After the war, she surprised the family by returning the recipe book, schoolwork, and lithographs and artwork by Fenves’ mother, who had perished in the Holocaust. Fenves was liberated in 1945, as was his sister and father, although his father died about four months later.
Fenves, now 89, had memories of the family going to the market together, choosing seasonal vegetables, and coming home and pickling them together. He remembered potato circles, with yeasted bread and mashed potatoes, which he and his sister were not allowed to eat; those were the special occasion foods for guests.
He and his sister loved a roast turkey dish that involved pulling the turkey off the bone, grinding the meat and then packing it back on before baking. The two would work their way through the ground meat to reach their favorite part, the bone.
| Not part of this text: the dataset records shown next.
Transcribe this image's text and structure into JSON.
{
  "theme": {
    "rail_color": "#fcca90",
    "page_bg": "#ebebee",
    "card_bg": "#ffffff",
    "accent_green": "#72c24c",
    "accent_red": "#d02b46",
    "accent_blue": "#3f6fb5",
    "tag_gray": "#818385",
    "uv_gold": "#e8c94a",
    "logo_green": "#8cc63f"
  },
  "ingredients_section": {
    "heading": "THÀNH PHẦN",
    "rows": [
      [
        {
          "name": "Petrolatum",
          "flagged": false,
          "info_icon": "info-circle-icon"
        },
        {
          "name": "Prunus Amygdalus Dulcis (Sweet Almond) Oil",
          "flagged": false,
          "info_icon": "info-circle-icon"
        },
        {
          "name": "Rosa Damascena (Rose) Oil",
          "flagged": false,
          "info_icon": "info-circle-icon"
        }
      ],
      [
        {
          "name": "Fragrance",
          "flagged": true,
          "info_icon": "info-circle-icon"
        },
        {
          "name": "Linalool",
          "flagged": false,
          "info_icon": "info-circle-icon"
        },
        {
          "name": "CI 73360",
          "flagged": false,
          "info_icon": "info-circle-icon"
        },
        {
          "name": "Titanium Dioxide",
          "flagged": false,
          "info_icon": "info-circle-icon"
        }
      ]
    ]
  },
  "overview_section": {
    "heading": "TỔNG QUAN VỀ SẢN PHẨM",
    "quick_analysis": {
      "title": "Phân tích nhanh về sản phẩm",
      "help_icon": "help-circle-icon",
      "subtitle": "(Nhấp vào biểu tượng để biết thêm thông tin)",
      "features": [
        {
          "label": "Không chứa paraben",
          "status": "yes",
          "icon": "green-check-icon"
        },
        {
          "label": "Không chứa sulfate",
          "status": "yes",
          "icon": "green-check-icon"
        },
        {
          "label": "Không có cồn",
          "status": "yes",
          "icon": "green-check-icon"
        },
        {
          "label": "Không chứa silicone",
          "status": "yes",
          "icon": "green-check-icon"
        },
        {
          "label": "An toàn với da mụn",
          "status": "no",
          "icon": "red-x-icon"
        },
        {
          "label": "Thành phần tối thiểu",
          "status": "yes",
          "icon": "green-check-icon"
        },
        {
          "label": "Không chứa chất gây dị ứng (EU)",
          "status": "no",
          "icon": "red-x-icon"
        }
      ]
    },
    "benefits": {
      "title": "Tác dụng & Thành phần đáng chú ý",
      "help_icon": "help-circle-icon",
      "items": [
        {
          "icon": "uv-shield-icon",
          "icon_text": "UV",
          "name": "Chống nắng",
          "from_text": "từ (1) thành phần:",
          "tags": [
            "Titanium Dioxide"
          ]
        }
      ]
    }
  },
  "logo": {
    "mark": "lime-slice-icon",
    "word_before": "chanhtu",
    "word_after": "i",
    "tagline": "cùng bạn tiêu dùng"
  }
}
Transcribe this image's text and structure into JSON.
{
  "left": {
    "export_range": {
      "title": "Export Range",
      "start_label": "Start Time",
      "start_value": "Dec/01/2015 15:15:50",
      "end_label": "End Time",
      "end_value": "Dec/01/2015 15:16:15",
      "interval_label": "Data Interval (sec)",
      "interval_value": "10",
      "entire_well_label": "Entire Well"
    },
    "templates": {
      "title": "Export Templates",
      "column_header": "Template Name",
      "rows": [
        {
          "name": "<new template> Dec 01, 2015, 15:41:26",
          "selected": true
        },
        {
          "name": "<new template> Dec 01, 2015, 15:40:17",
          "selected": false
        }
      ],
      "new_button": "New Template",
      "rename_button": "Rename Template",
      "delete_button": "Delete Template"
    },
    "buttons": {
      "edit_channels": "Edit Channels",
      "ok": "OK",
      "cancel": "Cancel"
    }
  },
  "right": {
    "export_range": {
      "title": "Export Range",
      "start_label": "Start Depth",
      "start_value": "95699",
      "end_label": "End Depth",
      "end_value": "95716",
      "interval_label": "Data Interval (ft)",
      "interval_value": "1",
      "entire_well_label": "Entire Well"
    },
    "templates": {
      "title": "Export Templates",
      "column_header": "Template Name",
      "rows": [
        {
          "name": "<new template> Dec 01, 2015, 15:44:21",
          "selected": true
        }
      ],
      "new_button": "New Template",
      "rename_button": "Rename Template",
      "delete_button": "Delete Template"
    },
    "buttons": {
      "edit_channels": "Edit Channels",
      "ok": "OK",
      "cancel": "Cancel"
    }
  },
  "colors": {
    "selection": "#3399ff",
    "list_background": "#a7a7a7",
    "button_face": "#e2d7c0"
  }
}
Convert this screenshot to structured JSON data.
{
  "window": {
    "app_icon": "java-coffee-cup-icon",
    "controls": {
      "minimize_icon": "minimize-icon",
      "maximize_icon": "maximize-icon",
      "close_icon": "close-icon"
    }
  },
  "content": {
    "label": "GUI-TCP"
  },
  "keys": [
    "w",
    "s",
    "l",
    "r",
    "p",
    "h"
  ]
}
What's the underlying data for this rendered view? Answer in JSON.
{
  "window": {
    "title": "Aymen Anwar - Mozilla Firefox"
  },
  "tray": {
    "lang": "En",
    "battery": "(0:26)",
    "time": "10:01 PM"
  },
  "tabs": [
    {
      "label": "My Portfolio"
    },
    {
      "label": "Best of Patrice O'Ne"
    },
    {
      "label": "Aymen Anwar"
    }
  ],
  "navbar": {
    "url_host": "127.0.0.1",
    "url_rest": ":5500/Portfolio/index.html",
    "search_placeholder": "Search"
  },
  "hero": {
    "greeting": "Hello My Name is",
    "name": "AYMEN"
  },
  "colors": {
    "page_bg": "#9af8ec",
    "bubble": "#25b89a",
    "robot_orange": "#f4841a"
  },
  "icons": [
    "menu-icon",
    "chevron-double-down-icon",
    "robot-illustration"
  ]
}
But Fenves never prepared those foods of his youth. And that’s where Shaya stepped in. The chef wanted to help Fenves experience again the tastes of the food made by his mother and grandmothers — food he hadn’t savored in 75 years.
Fenves translated 13 recipes from Hungarian and the book’s table of contents working off a high-resolution copy, as the original is quite fragile, said Edna Friedberg, a historian with the U.S. museum.
While Fenves has an affinity for languages — even as a child he was trilingual — translating the “rescued recipes” was beyond entering them in Google translate. The recipes are handwritten, so he had to decipher 100-year-old script that may have regional differences of language. Some survivors’ recipes may be written in a combination of languages, such as Yiddish and Polish. And it’s an emotional process for survivors remembering their losses. (The museum is accepting donations to fund the translation and rescue of more recipes so that prewar food traditions can continue.)
Shaya searched the translations for dishes he had never made and recipes to which Fenves had a connection. He chose the potato circles, the turkey, a walnut cake and semolina sticks, which Fenves identified as a delicacy he missed.
Fenves told Shaya the snack — crispy on the outside, creamy on the inside — needed to look like fish sticks. So Shaya made a Cream of Wheat-type substance cooked down with milk, then lightly breaded and fried. The dish was perfection, according to Fenves. It’s also now in regular rotation at the Shaya home.
“The semolina sticks and ground turkey exactly replicated what I remember,” Fenves told an audience in a live video presented by the museum.
The recipes are largely lists of ingredients, without techniques and oven temperatures, so Shaya worked with Fenves to recreate them. Due to the pandemic, Shaya worked in New Orleans and shipped Fenves food packed in dry ice. Fenves would heat and eat at home and provide Shaya with critiques. The process took the better part of a year.
Videoconferencing made it possible for Shaya to see Fenves and his family, even if Shaya could not serve him in person, as he wished.
“To send him food and have him be able to taste those things for the first time in 75 years, that was one of the most moving things I have ever done,” Shaya said.
Friedberg, the museum historian, said Shaya brought an “incalculable” amount of joy to Fenves.
“The importance of the recipes books is the way it makes vivid and real and visceral what was lost during the Holocaust,” Friedberg said. “We have to make sure that Jews are not flattened into victims. The partnership of Alon and Steve is one of the most powerful examples of how to appreciate prewar Jewish life.”